It looks like Econ367: Game Theory is taking the award for Most Amusing Class of Spring 2008. To start off, Professor Basu opened the class with a few “parlor games” and explained the significance of sequence and theory in order to determine the winner of these “parlor games.”

Let’s say that you and a friend are playing an intense game of Cover a Round Table with Coins. Your goal is to win the coin-count so that when it’s your friend’s turn to move, there is nowhere to place their coin. All the coins are the same size and cannot be stacked or overlapped, but the spacing between coins can vary. How/why does the first mover always win?

Professor Basu also introduced a game called “Hex,” a John Nash favorite while at Princeton. Legend has it that Nash and his colleagues enjoyed playing a few rounds of Hex while hanging out in the bathroom and staring at the hexagon-tiled floor. So you have a rhombus board with congruent hexagon tiles. Two opposite sides (say, left and right) represent one color, and the remaining opposite sites (up and down) represent another. Each color’s goal is to connect a bridge from one side to another: think Connect Four. Basu said that if both players are rational, then the first mover will always win.

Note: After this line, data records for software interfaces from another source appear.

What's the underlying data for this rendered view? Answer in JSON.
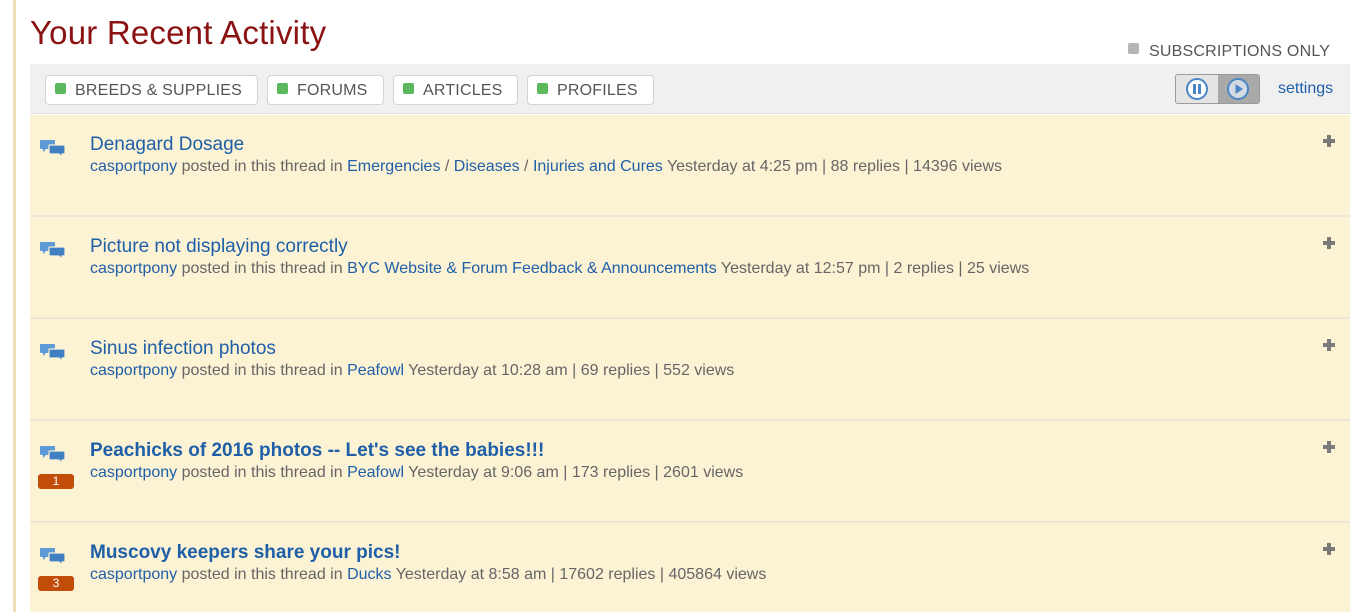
{
  "page_title": "Your Recent Activity",
  "subscriptions_only_label": "SUBSCRIPTIONS ONLY",
  "filters": [
    {
      "label": "BREEDS & SUPPLIES"
    },
    {
      "label": "FORUMS"
    },
    {
      "label": "ARTICLES"
    },
    {
      "label": "PROFILES"
    }
  ],
  "settings_label": "settings",
  "posted_phrase": "posted in this thread in",
  "colors": {
    "title": "#8b1212",
    "link": "#1f5fa8",
    "filter_on": "#5cb85c",
    "item_bg": "#fcf2d4",
    "badge": "#c24d0a"
  },
  "items": [
    {
      "title": "Denagard Dosage",
      "bold": false,
      "badge": null,
      "user": "casportpony",
      "forum": "Emergencies / Diseases / Injuries and Cures",
      "time": "Yesterday at 4:25 pm",
      "replies": "88 replies",
      "views": "14396 views"
    },
    {
      "title": "Picture not displaying correctly",
      "bold": false,
      "badge": null,
      "user": "casportpony",
      "forum": "BYC Website & Forum Feedback & Announcements",
      "time": "Yesterday at 12:57 pm",
      "replies": "2 replies",
      "views": "25 views"
    },
    {
      "title": "Sinus infection photos",
      "bold": false,
      "badge": null,
      "user": "casportpony",
      "forum": "Peafowl",
      "time": "Yesterday at 10:28 am",
      "replies": "69 replies",
      "views": "552 views"
    },
    {
      "title": "Peachicks of 2016 photos -- Let's see the babies!!!",
      "bold": true,
      "badge": "1",
      "user": "casportpony",
      "forum": "Peafowl",
      "time": "Yesterday at 9:06 am",
      "replies": "173 replies",
      "views": "2601 views"
    },
    {
      "title": "Muscovy keepers share your pics!",
      "bold": true,
      "badge": "3",
      "user": "casportpony",
      "forum": "Ducks",
      "time": "Yesterday at 8:58 am",
      "replies": "17602 replies",
      "views": "405864 views"
    }
  ]
}
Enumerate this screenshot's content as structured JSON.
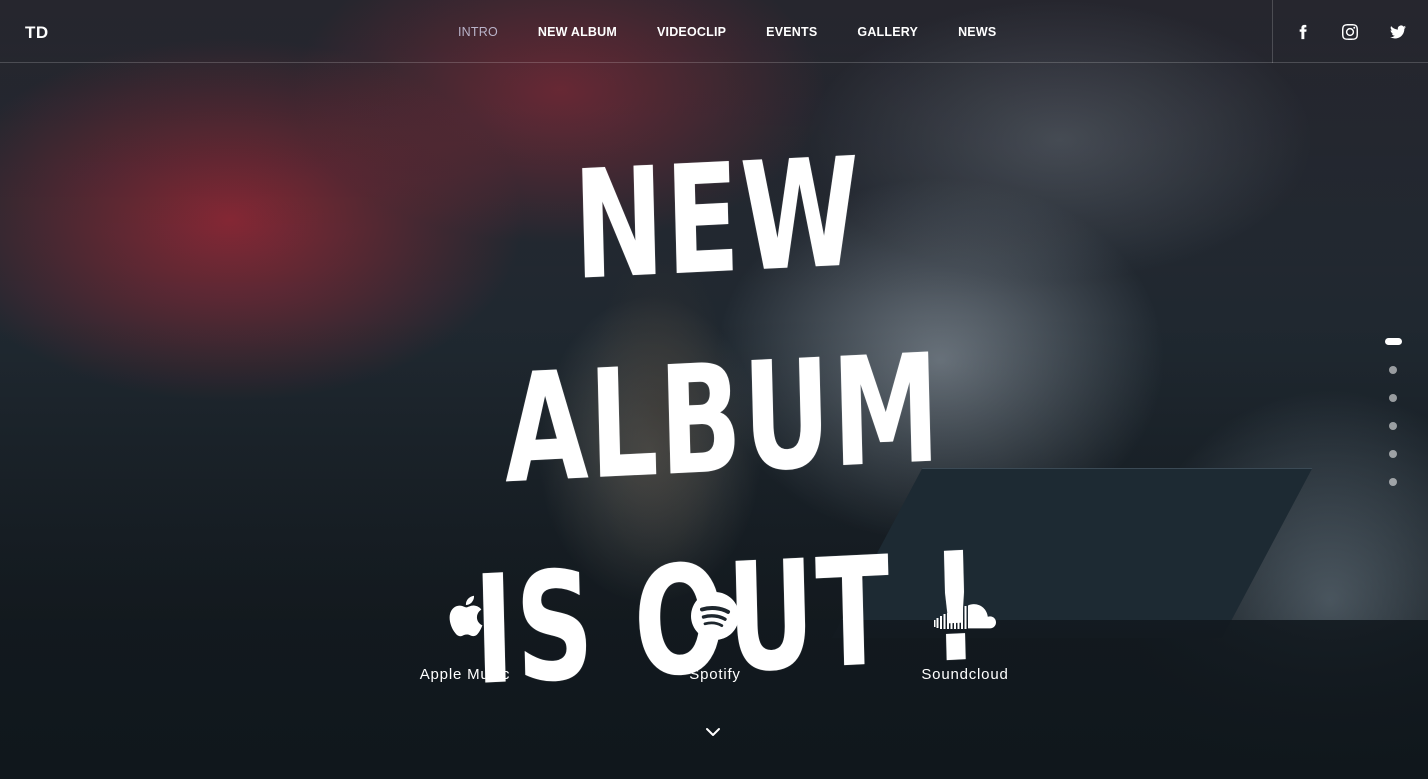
{
  "header": {
    "logo": "TD",
    "nav": [
      {
        "label": "INTRO",
        "active": true
      },
      {
        "label": "NEW ALBUM",
        "active": false
      },
      {
        "label": "VIDEOCLIP",
        "active": false
      },
      {
        "label": "EVENTS",
        "active": false
      },
      {
        "label": "GALLERY",
        "active": false
      },
      {
        "label": "NEWS",
        "active": false
      }
    ],
    "social_icons": [
      "facebook-icon",
      "instagram-icon",
      "twitter-icon"
    ]
  },
  "hero": {
    "headline_line1": "NEW ALBUM",
    "headline_line2": "IS OUT !"
  },
  "streams": [
    {
      "label": "Apple Music",
      "icon": "apple-icon"
    },
    {
      "label": "Spotify",
      "icon": "spotify-icon"
    },
    {
      "label": "Soundcloud",
      "icon": "soundcloud-icon"
    }
  ],
  "pagination": {
    "count": 6,
    "active_index": 0
  },
  "colors": {
    "nav_active": "#b9b3c9",
    "text": "#ffffff"
  }
}
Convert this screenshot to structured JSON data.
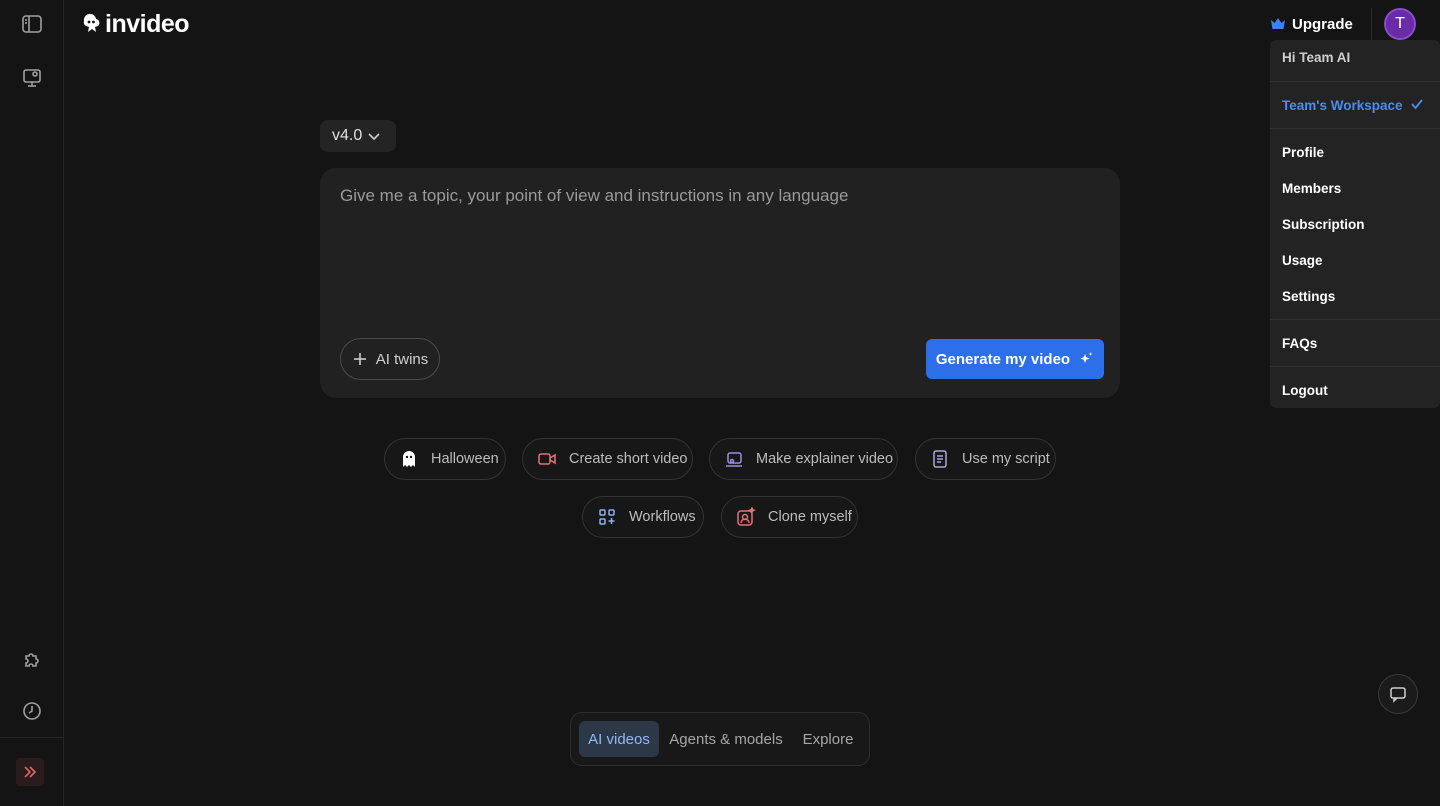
{
  "header": {
    "logo_text": "invideo",
    "upgrade_label": "Upgrade",
    "avatar_initial": "T"
  },
  "version": {
    "label": "v4.0"
  },
  "prompt": {
    "placeholder": "Give me a topic, your point of view and instructions in any language",
    "value": "",
    "ai_twins_label": "AI twins",
    "generate_label": "Generate my video"
  },
  "chips": [
    {
      "label": "Halloween",
      "icon": "ghost-icon"
    },
    {
      "label": "Create short video",
      "icon": "video-camera-icon"
    },
    {
      "label": "Make explainer video",
      "icon": "explainer-icon"
    },
    {
      "label": "Use my script",
      "icon": "script-document-icon"
    },
    {
      "label": "Workflows",
      "icon": "workflows-icon"
    },
    {
      "label": "Clone myself",
      "icon": "clone-myself-icon"
    }
  ],
  "tabs": [
    {
      "label": "AI videos",
      "active": true
    },
    {
      "label": "Agents & models",
      "active": false
    },
    {
      "label": "Explore",
      "active": false
    }
  ],
  "sidebar": {
    "icons": [
      "sidebar-toggle-icon",
      "presentation-icon",
      "puzzle-icon",
      "history-clock-icon",
      "expand-chevrons-icon"
    ]
  },
  "menu": {
    "greeting": "Hi Team AI",
    "workspace": "Team's Workspace",
    "items": [
      "Profile",
      "Members",
      "Subscription",
      "Usage",
      "Settings"
    ],
    "faqs": "FAQs",
    "logout": "Logout"
  },
  "colors": {
    "background": "#141414",
    "accent_blue": "#2d6fe8",
    "workspace_blue": "#4a8cf0",
    "avatar_purple": "#6a2ba8",
    "upgrade_crown": "#3b82f6"
  }
}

Why does the first mover always win? That’s something Basu will cover this semester. Connect Four in class? I’m hooked.